So i have been playing the flute for 5 years and a couple months ago, I purchased an intermediate level yamaha flute. I practice every single day for a minimum of an hour and i try to do long tones as often as possible. However my flute tone doesnt seem to be improving. It is very frustrating especially considering how much time i put for practicing. My tone for notes above third octave D become VERY airy. As i said, i am not a beginner however i have tried almost everything to fix my tone but nothing seems to work. Any suggestions?
A standard rule that your teacher should have told you is
"Practice does not make perfect. Good practice makes perfect."
It may well be that your embouchure is not quite correct, and a teacher should be watching that -- and you might try playing in front of a mirror to observe any failing of position.
One thing to try: play the lower registers and verify that you have a clean attack and a full "non-airy/breathy" tone. Then play a couple notes higher. Don't play any higher than that until those notes are clean. This way you will slowly build both ability and confidence in your playing. Reaching the top octave &1/2 or so on the flute is not easy, so patience is necessary.
As someone that worked in a band instrument repair and sales shop for eight years, I wanted to append my answer to Carl's, which is very good from a technical standpoint.
From an equipment standpoint, there are a number of things to look at.
Used or new? How old is the flute? Is it "brand new" (as in the flute could theoretically be five years old but never taken out of the box)? If it's used, when was the last time it saw the inside of a NAPBIRT-Certified band instrument repair technician?
The biggest influence on how you sound is you: lung capacity, sinus cavity shape and size, mouth shape, etc. You and I could play the exact same setup and get completely different sounds. Therefore, even if the flute is brand new, just because it's a Yamaha (which, admittedly, is a good brand, assuming it's not super old) doesn't mean that it's a good fit for you.
Before you purchased this flute, how many other flutes did you try? If you're thinking about purchasing any sort of musical equipment, you should be trying as many different varieties of that equipment as you can find.
And don't immediately disregard an instrument because it's "student-level" or a brand you've never heard of. Obviously, there are what I would refer to as ISOs: instrument-shaped objects. The really obvious ones are the ones where they take a well-known brand name and change one letter.
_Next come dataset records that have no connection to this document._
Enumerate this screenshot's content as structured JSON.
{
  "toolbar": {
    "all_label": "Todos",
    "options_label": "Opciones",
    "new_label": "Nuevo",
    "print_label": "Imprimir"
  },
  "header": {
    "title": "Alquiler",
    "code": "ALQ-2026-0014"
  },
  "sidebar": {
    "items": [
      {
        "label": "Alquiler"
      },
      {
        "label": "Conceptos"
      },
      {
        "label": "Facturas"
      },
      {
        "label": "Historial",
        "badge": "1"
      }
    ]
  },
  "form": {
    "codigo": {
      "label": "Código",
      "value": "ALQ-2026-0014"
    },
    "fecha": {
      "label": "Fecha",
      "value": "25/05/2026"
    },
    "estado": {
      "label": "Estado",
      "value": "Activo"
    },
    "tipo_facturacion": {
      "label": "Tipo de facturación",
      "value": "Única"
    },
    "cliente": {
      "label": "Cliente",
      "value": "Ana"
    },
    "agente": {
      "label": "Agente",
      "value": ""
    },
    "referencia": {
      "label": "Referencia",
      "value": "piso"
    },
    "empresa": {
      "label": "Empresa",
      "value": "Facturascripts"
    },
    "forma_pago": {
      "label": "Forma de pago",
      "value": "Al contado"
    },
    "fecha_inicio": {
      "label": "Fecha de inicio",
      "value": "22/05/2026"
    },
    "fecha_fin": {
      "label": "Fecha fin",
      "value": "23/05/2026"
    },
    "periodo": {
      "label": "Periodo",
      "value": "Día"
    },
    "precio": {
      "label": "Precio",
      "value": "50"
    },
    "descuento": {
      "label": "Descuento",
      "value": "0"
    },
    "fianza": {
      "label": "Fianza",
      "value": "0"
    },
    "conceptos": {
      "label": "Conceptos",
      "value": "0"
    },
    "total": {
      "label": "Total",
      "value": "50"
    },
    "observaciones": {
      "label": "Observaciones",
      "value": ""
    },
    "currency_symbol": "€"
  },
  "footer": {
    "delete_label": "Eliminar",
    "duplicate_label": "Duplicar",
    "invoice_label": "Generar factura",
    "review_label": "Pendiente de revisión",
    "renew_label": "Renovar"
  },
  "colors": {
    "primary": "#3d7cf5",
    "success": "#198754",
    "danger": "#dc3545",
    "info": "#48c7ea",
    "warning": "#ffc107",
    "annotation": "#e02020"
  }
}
Before purchasing any piece of equipment, consult a trusted NAPBIRT-Certified band instrument repair technician.
As for other brands you may want to try, here's a list:
- Yamaha (within the last 20 years)
- Jupiter (within the last 20 years) (yes, they make non-student-level instruments)
- Trevor James
I want to make special mention of a brand that we sold in our store: Di Zhao. Don't be put off by the fact that it's a Chinese instrument. The price-to-sound-quality ratio of these flutes is, in my opinion, unmatched by any other flute brand. In other words, there are better-sounding flutes, and there are less-expensive flutes, but you're not going to find a better-sounding flute at the prices that you'll find Di Zhao.
I would be surprised if the problem was your flute. Leaking pads, the most common issue, will kill your low register but often don't affect the high register as much. (Check that the headjoint cork is in the right place though.)
Carl's answer is good; I have some details I'd like to add:
In general, a high register that sounds bad is probably due to too much tension in your embouchure and airway. It's pretty natural to tighten up and close your throat when reaching for those high notes, but that doesn't help and will make for a shrill, breathy, unpleasant sound.
Practicing harmonics can help. An exercise I learned recently, that has really helped my high register become more open and pure, goes something like this:
Play a long tone on low D. Try to get the note sounding as full and resonant as possible, which means you'll create lots of space inside your mouth and throat.
Now, WITHOUT MOVING OR CHANGING ANYTHING, not your fingers or your embouchure, try to play up the octave to middle D. It's possible - the trick is to just slightly increase the pressure of your airstream. Engage those core muscles and use your diaphragm!
Once your harmonic middle D is secure, try for the A above that, then the 3rd octave D.
If you need to "cheat", use your lower lip to do so. Everything else stays put. The point is to practice maintaining that space inside your mouth and throat.
Try other notes for your fundamental, and practice them the same way - slowly work your way up the harmonic series, as far as you can go without tensing or forcing anything.
Hopefully that will help, but a good teacher will be able to offer you more specific and personalized advice, seek one out if you can.